Adam Deutschbauer has a background in Microbial systems biology. As part of the Virtual Institute of Microbial Stress and Survival, he develops next-generation tools for microbial functional genomics. As the Biotechnology Component Deputy Director, he helps drive the development of experimental and computational approaches to develop models of microbial metabolism, gene regulation, and signal transduction.
How developing organisms generate and maintain cells with specialized functions and fates is a fundamental problem in biology. The Cabernard lab is investigating asymmetric cell division (ACD), a process that generates cellular diversity. They are using Drosophila melanogaster neuroblasts, the neural stem cells in the fly as a model to study the molecular cell biology and mechanics of asymmetric stem cell division.
The Gladfelter lab is interested in how cells are organized in time and space. They study how cytoplasm is spatially patterned and how cells sense their own shape. They also investigate how timing in the cell division cycle can be highly variable yet still accurate. For their work, we combine quantitative live cell microscopy and computational, genetic and biochemical approaches in fungal and mammalian cells.
Dr. Daria Mochly-Rosen founded the SPARK program to provide a cost-effective model to generate proof of concept using industry standards. Since 2006, SPARK has advanced scores of new diagnostics and drugs to the clinic and commercial sectors and educated hundreds of faculty, postdoctoral fellows, and students on the translational process. Dr. Mochly-Rosen's research lab is a multi-disciplinary lab that includes chemists, biochemists, biologists and physician scientists. They develop pharmacological agents and apply them to understand molecular and cellular events under basal and disease conditions using in vitro, in culture and in vivo models.
Dr. Darlene Solomon is senior vice president and chief technology officer for Agilent Technologies. Her responsibilities include Agilent Research Laboratories which focuses on high impact, longer range research in support of Agilent's sustained business growth, and Agilent's programs in university relations, external research and venture investment. In her leadership role, she works closely with Agilent's businesses to define the company's technology strategy and R&D priorities.
Dr. Qi is a pioneer in the CRISPR technology development for genome engineering. His research laboratory focuses on the bioengineering of genetics and cells. They are interested in developing genetic engineering technologies and exploring discovery-based synthetic biology for diverse applications, and explore how the human genome encodes functions, and how to rationally design genetic circuits for new therapeutics.
Dr. Cases's is the Vice President of Oncology Scientific Innovation at Johnson & Johnson Innovation in California. She has significant experience in the fields of cancer biology and metabolism, with more than 16 years in research and drug discovery in both pharma and biotech.
Recent studies have demonstrated that in addition to biochemical and genetic interactions, cellular systems also respond to biophysical cues, such as electrical, thermal, and mechanical signals.
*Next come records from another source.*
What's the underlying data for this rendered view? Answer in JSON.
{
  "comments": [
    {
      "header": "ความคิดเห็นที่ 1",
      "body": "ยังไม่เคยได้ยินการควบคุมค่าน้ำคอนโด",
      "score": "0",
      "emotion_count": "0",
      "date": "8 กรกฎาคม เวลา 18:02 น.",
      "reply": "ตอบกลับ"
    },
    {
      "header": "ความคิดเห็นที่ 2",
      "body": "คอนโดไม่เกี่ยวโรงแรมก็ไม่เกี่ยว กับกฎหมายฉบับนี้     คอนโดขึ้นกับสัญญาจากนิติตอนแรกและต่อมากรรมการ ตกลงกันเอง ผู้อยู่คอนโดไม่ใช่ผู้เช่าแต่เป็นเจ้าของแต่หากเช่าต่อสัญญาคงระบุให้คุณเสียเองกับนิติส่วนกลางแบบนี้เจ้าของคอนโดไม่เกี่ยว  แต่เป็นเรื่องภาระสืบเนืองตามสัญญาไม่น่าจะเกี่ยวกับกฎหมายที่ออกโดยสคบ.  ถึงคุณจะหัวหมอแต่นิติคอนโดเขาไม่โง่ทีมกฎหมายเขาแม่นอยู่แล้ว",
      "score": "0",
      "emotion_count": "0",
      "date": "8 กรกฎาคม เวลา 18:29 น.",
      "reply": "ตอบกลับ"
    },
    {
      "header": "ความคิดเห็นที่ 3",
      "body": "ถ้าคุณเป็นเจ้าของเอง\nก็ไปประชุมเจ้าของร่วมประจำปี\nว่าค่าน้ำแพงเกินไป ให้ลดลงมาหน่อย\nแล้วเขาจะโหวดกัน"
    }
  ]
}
However, we only have limited tools that can introduce localized physical stimuli and/or sense cellular responses with high spatiotemporal resolution. Dr. Tian's group integrates material science with biophysics to study several semiconductor-based biointerfaces.
Imaging fluorescently-labeled DNA in live cells with nanoscale precision shows significant promise as a diagnostic tool; however, the intrinsically stochastic nature of biological systems limits our ability to interpret meaningful signals from the noise. Here we discuss the implementation of advanced, 3D microscopy into an imaging flow cytometer and the unique calibration protocol we developed, in which we rely on statistical distributions rather than the unattainable static ground-truth. We demonstrate our system on live yeast cells, attaining 3D spatial information with orders of magnitude higher throughput than previous methods.